  • % of completion of supplier performance score cards without segmenting suppliers first 
You might just want to consider looking again at what a modern-day procurement organization is really capable of.  I guarantee you that some of those procurement metrics are costing you money.

Contact the Procurement Advisory Consultants at Source One, we can help set you up with the right procurement metrics unique to your business.
Kate Vitasek isn't a big fan of conventional wisdom.

Supply Chain Managers, she suggests, have exhausted the value of so-called best practices. “It’s a last century concept,” she says, “and it’s encouraged businesses to pursue one-size-fits-all solutions.” To succeed at sourcing across today’s global and dynamic supply chains, Vitasek advocates a new set of priorities. Instead of adhering to accepted best practices, leaders have got to make an effort to identify the true best fit.

Unfortunately, outmoded thinking is still the norm for even many ‘leaders’ within the space.

“When you look at Procurement’s curriculum,” she remarks, “a lot of what’s taught is based on thinking from thirty or forty years ago anchored in transaction-based thinking.”  Transactional approaches – which drive the vast majority of sourcing efforts and define supplier relationships - has its roots all the way back in Adam Smith’s The Wealth of Nations. While that 1776 publication fits perfectly on a first-year economics syllabus, it’s less applicable to the daily concerns of a Supply Chain professional looking to adapt and innovate.

Vitasek doesn’t object to the invisible hand or the Kraljic Matrix simply because they’re old concepts. Rather, she rejects the style of supplier engagement they encourage. By placing an emphasis on power, they’ve perpetuated the (mistaken) idea that to integrate with a supplier is to become disempowered. In reality, “a well structured contract that aligns the interest of a buyer and supplier can be highly motivating for the supplier to make investments in innovation and drive incredible value creation for both parties. The trick is designing the agreement to be fit for purpose versus trying to employ conventional transactional and power-based risk-shifting contracts.”

Alongside researchers at the University of Tennessee, Vitasek has outlined a continuum of seven business models for supplier engagement. With purely transactional agreements on one side and Equity Partnerships on the other, it provides a starting point for professionals looking to build strategic partnerships. Most importantly, it challenges them to look beyond negotiations and distinguish themselves as architects for sustainable, adaptable agreements.

Next week, she’ll discuss these sourcing models and advocate for a more collaborative, outcome-focused approach to supplier engagement at ISM2019.

“My focus,” she says, “is strategic sourcing in the new economy.” She defines this new economy as nimble, flexible, global, and altogether unpredictable. It’s created a world where Supply Chain managers have a lot to worry about, but it also presents an exciting opportunity for leaders who are willing to unlearn their bad habits.
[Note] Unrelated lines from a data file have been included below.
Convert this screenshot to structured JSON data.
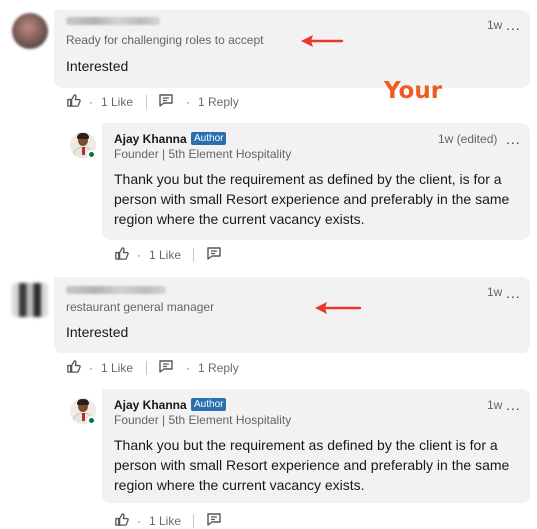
{
  "annotation": {
    "label": "Your",
    "color": "#f25b22"
  },
  "comments": [
    {
      "headline": "Ready for challenging roles to accept",
      "time": "1w",
      "more": "...",
      "text": "Interested",
      "like_text": "1 Like",
      "reply_text": "1 Reply",
      "separator": "·",
      "reply": {
        "name": "Ajay Khanna",
        "badge": "Author",
        "headline": "Founder | 5th Element Hospitality",
        "time": "1w (edited)",
        "more": "...",
        "text": "Thank you but the requirement as defined by the client, is for a person with small Resort experience and preferably in the same region where the current vacancy exists.",
        "like_text": "1 Like",
        "separator": "·"
      }
    },
    {
      "headline": "restaurant general manager",
      "time": "1w",
      "more": "...",
      "text": "Interested",
      "like_text": "1 Like",
      "reply_text": "1 Reply",
      "separator": "·",
      "reply": {
        "name": "Ajay Khanna",
        "badge": "Author",
        "headline": "Founder | 5th Element Hospitality",
        "time": "1w",
        "more": "...",
        "text": "Thank you but the requirement as defined by the client is for a person with small Resort experience and preferably in the same region where the current vacancy exists.",
        "like_text": "1 Like",
        "separator": "·"
      }
    }
  ],
  "icons": [
    "like-icon",
    "reply-icon",
    "more-icon",
    "online-status-icon",
    "arrow-icon"
  ]
}
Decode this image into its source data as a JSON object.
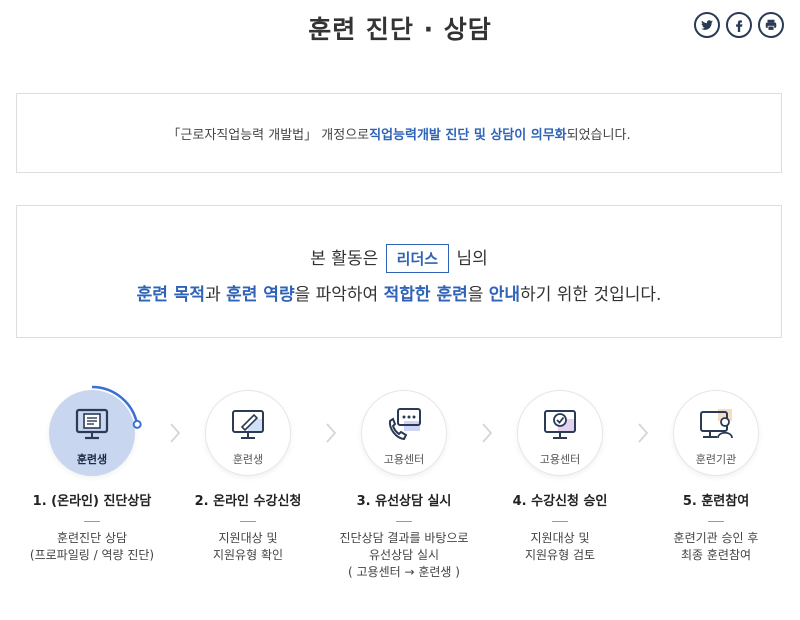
{
  "page": {
    "title": "훈련 진단 · 상담"
  },
  "share": [
    {
      "name": "twitter-icon"
    },
    {
      "name": "facebook-icon"
    },
    {
      "name": "print-icon"
    }
  ],
  "notice": {
    "text_before": "「근로자직업능력 개발법」 개정으로 ",
    "highlight": "직업능력개발 진단 및 상담이 의무화",
    "text_after": " 되었습니다."
  },
  "purpose": {
    "line1_before": "본 활동은",
    "name": "리더스",
    "line1_after": "님의",
    "line2": [
      {
        "text": "훈련 목적",
        "hl": true
      },
      {
        "text": "과 ",
        "hl": false
      },
      {
        "text": "훈련 역량",
        "hl": true
      },
      {
        "text": "을 파악하여 ",
        "hl": false
      },
      {
        "text": "적합한 훈련",
        "hl": true
      },
      {
        "text": "을 ",
        "hl": false
      },
      {
        "text": "안내",
        "hl": true
      },
      {
        "text": "하기 위한 것입니다.",
        "hl": false
      }
    ]
  },
  "steps": [
    {
      "icon": "monitor-document-icon",
      "who": "훈련생",
      "title": "1. (온라인) 진단상담",
      "desc": [
        "훈련진단 상담",
        "(프로파일링 / 역량 진단)"
      ],
      "active": true,
      "progress": 0.22
    },
    {
      "icon": "monitor-pen-icon",
      "who": "훈련생",
      "title": "2. 온라인 수강신청",
      "desc": [
        "지원대상 및",
        "지원유형 확인"
      ],
      "active": false
    },
    {
      "icon": "phone-chat-icon",
      "who": "고용센터",
      "title": "3. 유선상담 실시",
      "desc": [
        "진단상담 결과를 바탕으로",
        "유선상담 실시",
        "( 고용센터 → 훈련생 )"
      ],
      "active": false
    },
    {
      "icon": "monitor-check-icon",
      "who": "고용센터",
      "title": "4. 수강신청 승인",
      "desc": [
        "지원대상 및",
        "지원유형 검토"
      ],
      "active": false
    },
    {
      "icon": "monitor-person-icon",
      "who": "훈련기관",
      "title": "5. 훈련참여",
      "desc": [
        "훈련기관 승인 후",
        "최종 훈련참여"
      ],
      "active": false
    }
  ],
  "colors": {
    "accent": "#2f63b8",
    "active_circle": "#c9d6ef",
    "icon_dark": "#2b3a55",
    "progress": "#3b6fd6"
  }
}
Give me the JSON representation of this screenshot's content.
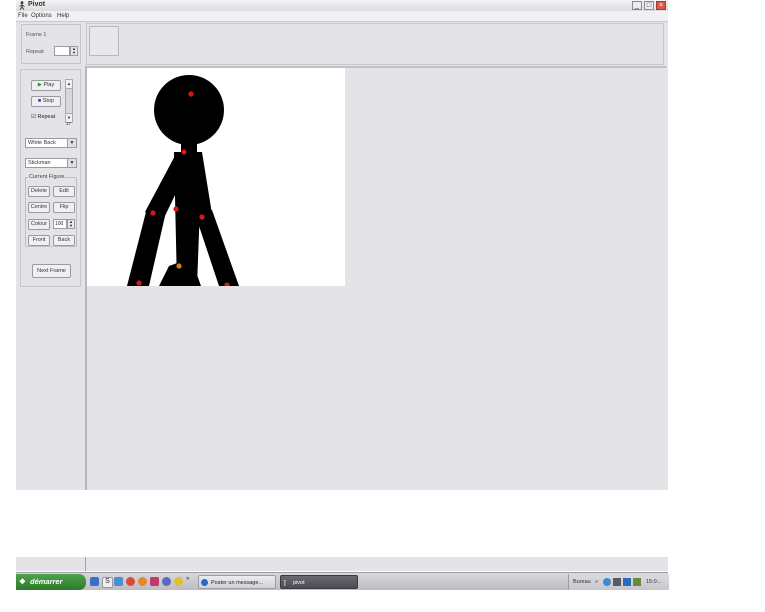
{
  "window": {
    "title": "Pivot",
    "buttons": {
      "minimize": "_",
      "maximize": "□",
      "close": "×"
    }
  },
  "menu": [
    "File",
    "Options",
    "Help"
  ],
  "frame_panel": {
    "frame_label": "Frame 1",
    "repeat_label": "Repeat",
    "repeat_value": ""
  },
  "playback": {
    "play": "Play",
    "stop": "Stop",
    "repeat_checkbox": "Repeat",
    "repeat_checked": true,
    "speed_value": "17"
  },
  "selects": {
    "mode": "White Back",
    "figure_type": "Stickman"
  },
  "current_figure": {
    "title": "Current Figure",
    "delete": "Delete",
    "edit": "Edit",
    "centre": "Centre",
    "flip": "Flip",
    "colour": "Colour",
    "size_value": "100",
    "front": "Front",
    "back": "Back"
  },
  "next_frame": "Next Frame",
  "taskbar": {
    "start": "démarrer",
    "tasks": [
      "Poster un message...",
      "pivot"
    ],
    "tray_label": "Bureau",
    "clock": "15:0..."
  },
  "colors": {
    "window_bg": "#e4e3e7",
    "stick_fill": "#000000",
    "joint_red": "#d31a1a",
    "joint_orange": "#e07a20",
    "taskbar_start": "#3a8e37"
  }
}
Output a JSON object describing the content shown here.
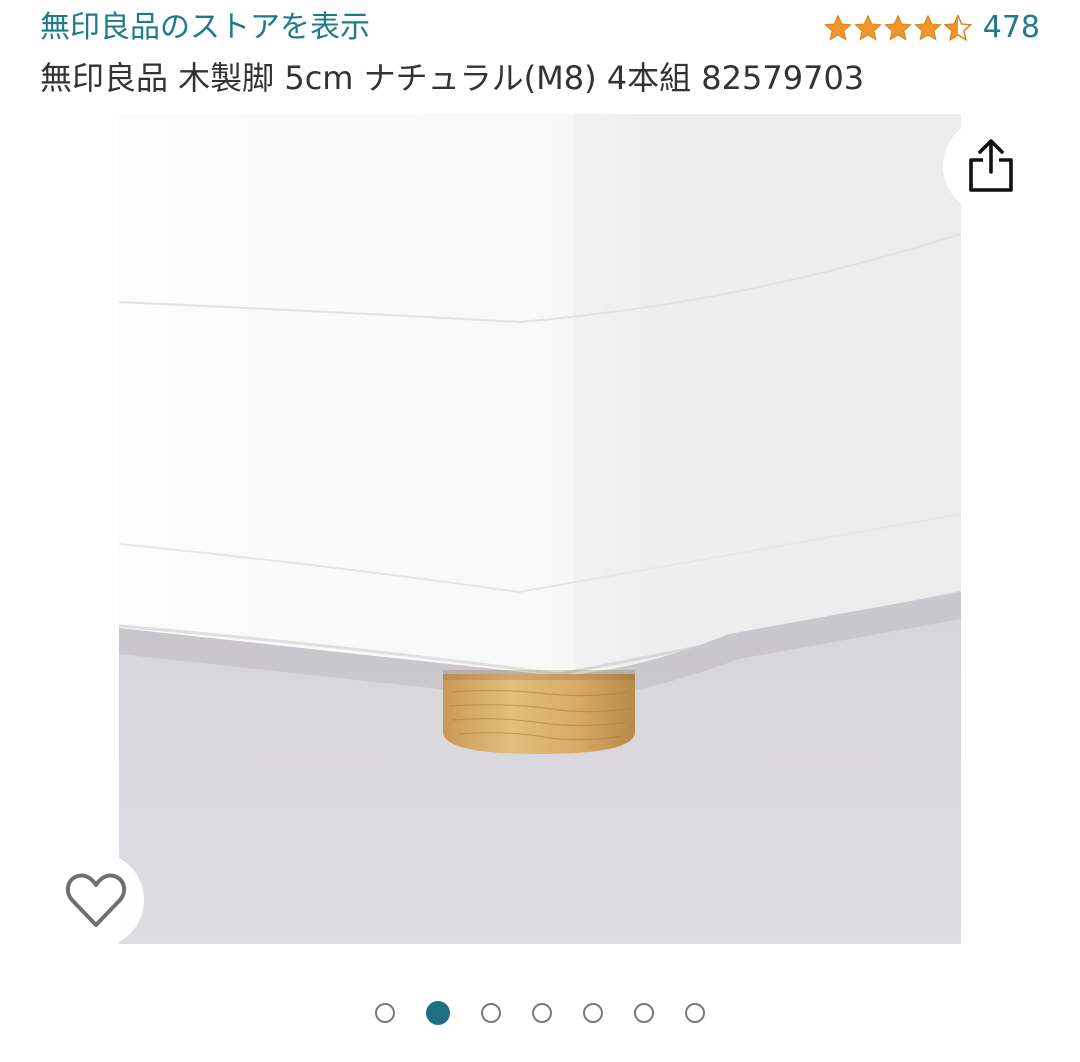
{
  "header": {
    "store_link": "無印良品のストアを表示",
    "rating": {
      "stars": 4.5,
      "count": "478",
      "star_color": "#f1962a"
    }
  },
  "product": {
    "title": "無印良品 木製脚 5cm ナチュラル(M8) 4本組 82579703"
  },
  "actions": {
    "share_icon": "share-icon",
    "favorite_icon": "heart-outline-icon"
  },
  "carousel": {
    "total": 7,
    "active_index": 1,
    "active_color": "#1f6f82"
  },
  "colors": {
    "link": "#1f7a8c",
    "text": "#333333"
  }
}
Vitasek acknowledges that a new way of building business relationships is often a hard sell. She elaborates, “If you’ve learned to view leverage as your most valuable asset, you’re not likely to abandon that idea.” That’s part of why she says she is on a 20-year plan. Instead of asking businesses to change overnight, she encourages a gradual process to help organizations make the necessary paradigm shift.

Incoming generations give her hope, however, that smooth transitions will soon become the norm. She suggests that young professionals are entering the workforce with an emotional intelligence and collaborative spirit that’s not always easily taught. They’re natively equipped to walk the walk when it comes to reaching win-win agreements and developing new, more inclusive definitions of value.

Change will only grow more imperative as supply chains grow more expansive and technology grows more robust. Still, Vitasek reflects, “Change is hard.” For many, even a highly compelling case study won’t inspire the necessary action. She advises these skeptics to run pilot tests of their own. They might also consider attending her presentation on Day 2 of ISM2019.